Though her smile stayed, something died in Alaina's eyes. She bent to retrieve a handful of pebbles and tossed them into the mirrorlike surface at the edge of the lake.
Her silence sent gravel churning in his stomach. “Did I say something?” He touched her elbow. “Alaina?”
When she lifted her face, he could see the strain in her expression. “It's nothing, really. I think we've agreed to put aside unpleasant subjects. I don't want to spoil the evening.”
Jack studied her profile a moment and then shrugged away his concern by changing the subject. “I brought a wagon from South Fork. I thought we might have our supper there this evening.” His suggestion still did not rekindle the light in her eyes.
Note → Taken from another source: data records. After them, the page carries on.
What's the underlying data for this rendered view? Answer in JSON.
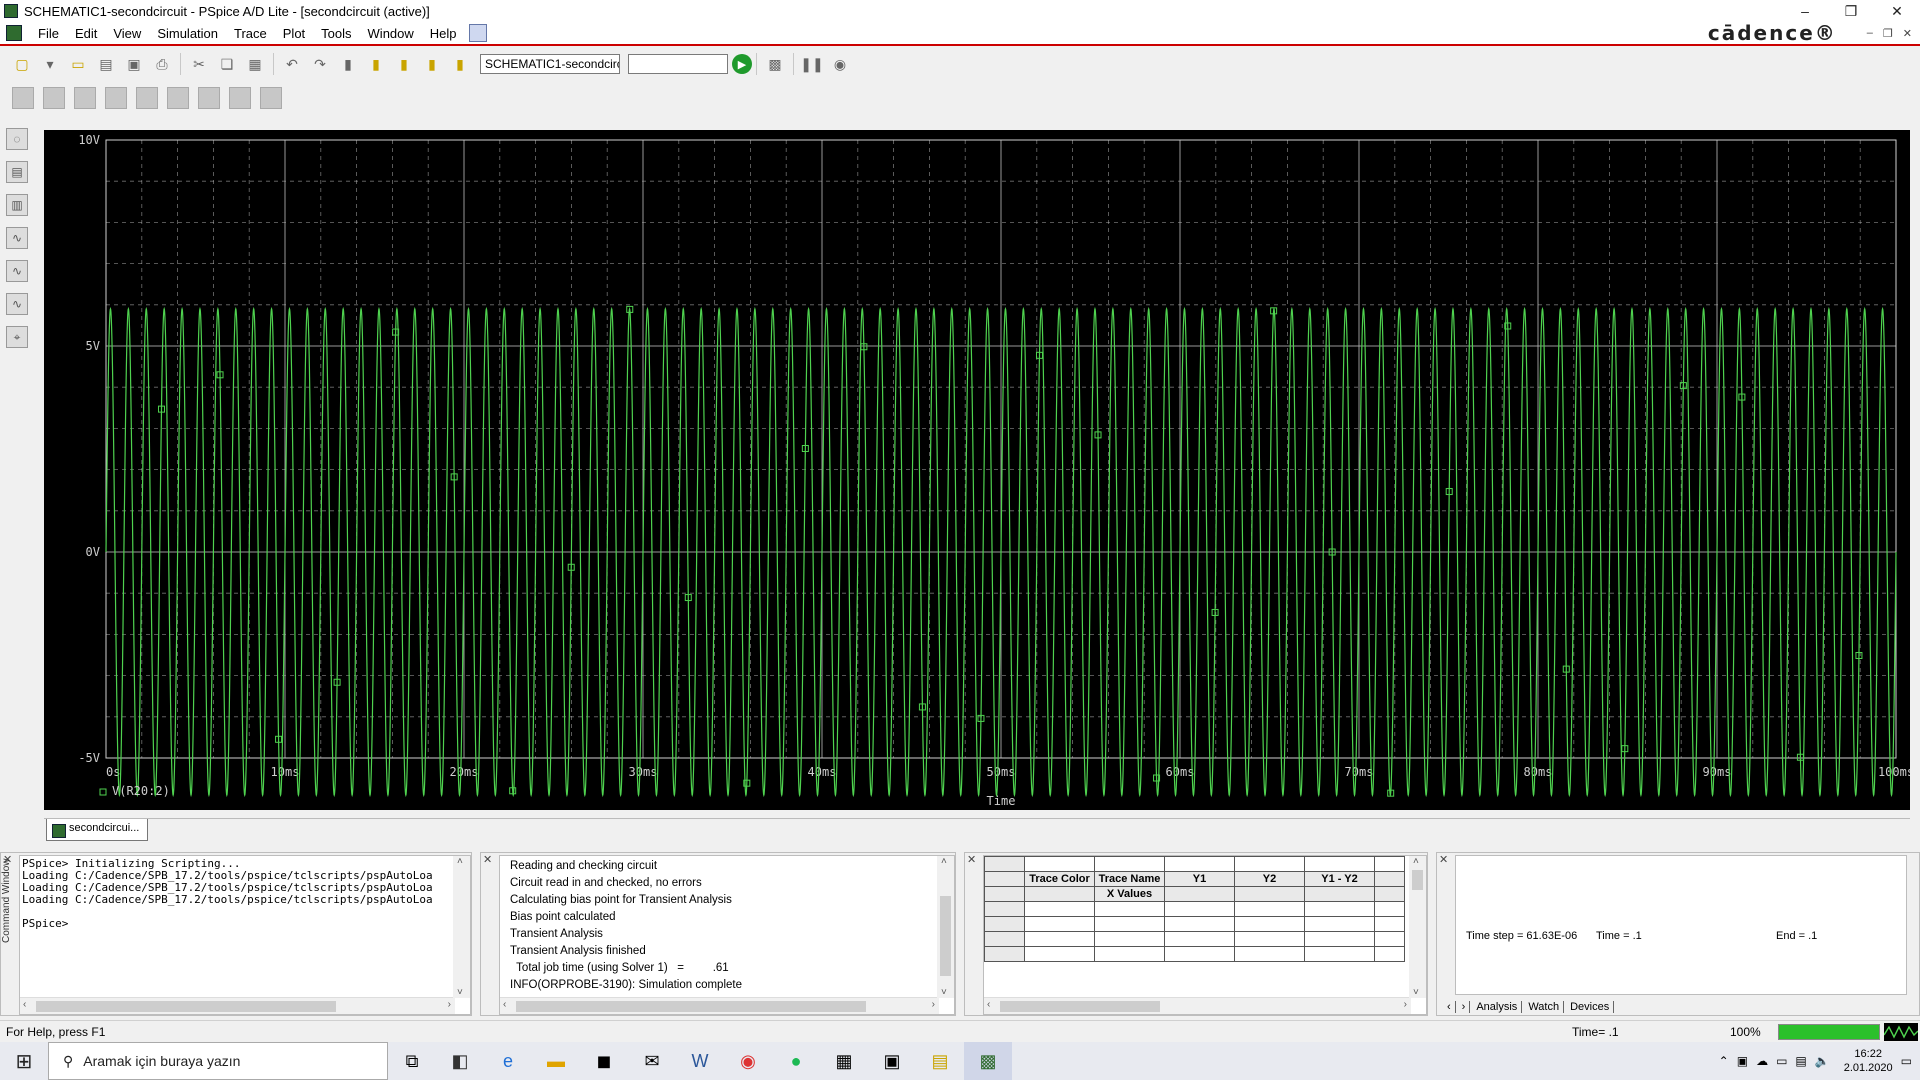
{
  "window": {
    "title": "SCHEMATIC1-secondcircuit - PSpice A/D Lite - [secondcircuit (active)]",
    "minimize": "–",
    "maximize": "❐",
    "close": "✕"
  },
  "menu": {
    "items": [
      "File",
      "Edit",
      "View",
      "Simulation",
      "Trace",
      "Plot",
      "Tools",
      "Window",
      "Help"
    ],
    "brand": "cādence®"
  },
  "toolbar": {
    "profile_value": "SCHEMATIC1-secondcircui",
    "run_icon": "play-icon"
  },
  "plot": {
    "background": "#000000",
    "trace_color": "#4fd24f",
    "grid_color": "#bdbdbd",
    "axis_color": "#cfcfcf",
    "y_tick_labels": [
      "10V",
      "5V",
      "0V",
      "-5V"
    ],
    "x_tick_labels": [
      "0s",
      "10ms",
      "20ms",
      "30ms",
      "40ms",
      "50ms",
      "60ms",
      "70ms",
      "80ms",
      "90ms",
      "100ms"
    ],
    "x_label": "Time",
    "legend": "V(R20:2)"
  },
  "chart_data": {
    "type": "line",
    "title": "",
    "xlabel": "Time",
    "ylabel": "",
    "x_unit": "ms",
    "y_unit": "V",
    "xlim": [
      0,
      100
    ],
    "ylim": [
      -5,
      10
    ],
    "grid": true,
    "legend_position": "bottom-left",
    "series": [
      {
        "name": "V(R20:2)",
        "waveform": "sine",
        "amplitude_V": 5.9,
        "offset_V": 0,
        "frequency_Hz": 1000,
        "t_start_ms": 0,
        "t_end_ms": 100
      }
    ]
  },
  "doc_tab": {
    "label": "secondcircui..."
  },
  "command_window": {
    "label": "Command Window",
    "lines": [
      "PSpice> Initializing Scripting...",
      "Loading C:/Cadence/SPB_17.2/tools/pspice/tclscripts/pspAutoLoa",
      "Loading C:/Cadence/SPB_17.2/tools/pspice/tclscripts/pspAutoLoa",
      "Loading C:/Cadence/SPB_17.2/tools/pspice/tclscripts/pspAutoLoa",
      "",
      "PSpice>"
    ]
  },
  "output_log": {
    "lines": [
      "Reading and checking circuit",
      "Circuit read in and checked, no errors",
      "Calculating bias point for Transient Analysis",
      "Bias point calculated",
      "Transient Analysis",
      "Transient Analysis finished",
      "  Total job time (using Solver 1)   =         .61",
      "INFO(ORPROBE-3190): Simulation complete"
    ]
  },
  "probe_table": {
    "headers": [
      "Trace Color",
      "Trace Name",
      "Y1",
      "Y2",
      "Y1 - Y2"
    ],
    "sub_header": "X Values"
  },
  "sim_status": {
    "time_step": "Time step =  61.63E-06",
    "time": "Time =  .1",
    "end": "End =  .1",
    "tabs": [
      "Analysis",
      "Watch",
      "Devices"
    ]
  },
  "status": {
    "help": "For Help, press F1",
    "time": "Time= .1",
    "zoom": "100%",
    "progress": 1.0
  },
  "taskbar": {
    "search_placeholder": "Aramak için buraya yazın",
    "time": "16:22",
    "date": "2.01.2020"
  }
}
Taking a deep breath, he braced himself and broached the subject he suspected caused her distress. “It's not you I don't trust, Alaina. It's Robert.”
She gave him a wan smile. “Yes, but that doesn't end the strain between you two. Is this promotion really worth your friendship, Jack? Is money?”
How many times would he be forced to remind her? “I'm doing it for us.”
He saw in her expression the moment she decided to let the argument alone. “Yes. I know.”
Jack exhaled long and slow. Good. Still, shades of doubt niggled at his mind. The joy of his surprise seemed to have lessened considerably, and the weight of that made the moment flawed somehow.
As they neared Jack's rented wagon, she paused to fling more rocks into the lake. He took advantage of the opportunity to absorb her carefree attitude. Most young women wouldn't think about flinging dirty rocks, much less picking one up. Alaina had an easy way about her that soothed Jack, and her way with children never failed to delight him. He wanted children. Lots of children.
He aided her ascent into the buggy and climbed in beside her, still unsure of what to do.
He followed her line of vision to see a heron rise from the lake. Another stood at the water's edge and craned its neck in their direction.
“Regal,” he said and directed the wagon onto the road that crossed the dam. “We're coming up on the view.”
The horse tugged the wagon along the road, harness jangling. Jack stopped the animal in the dead center of the road and went around to the other side of the wagon to help Alaina down.
Mottled green marked the stretching, yawning new leaves that peppered the trees in the narrow valley. Birds swooped and spun in dizzying patterns.
Jack refocused his attention on Alaina.
Her gentle smile lifted his spirits. Her eyes danced. “It's so beautiful.”
For only a moment, he allowed the voice of caution to have sway.
I could ask her tomorrow night.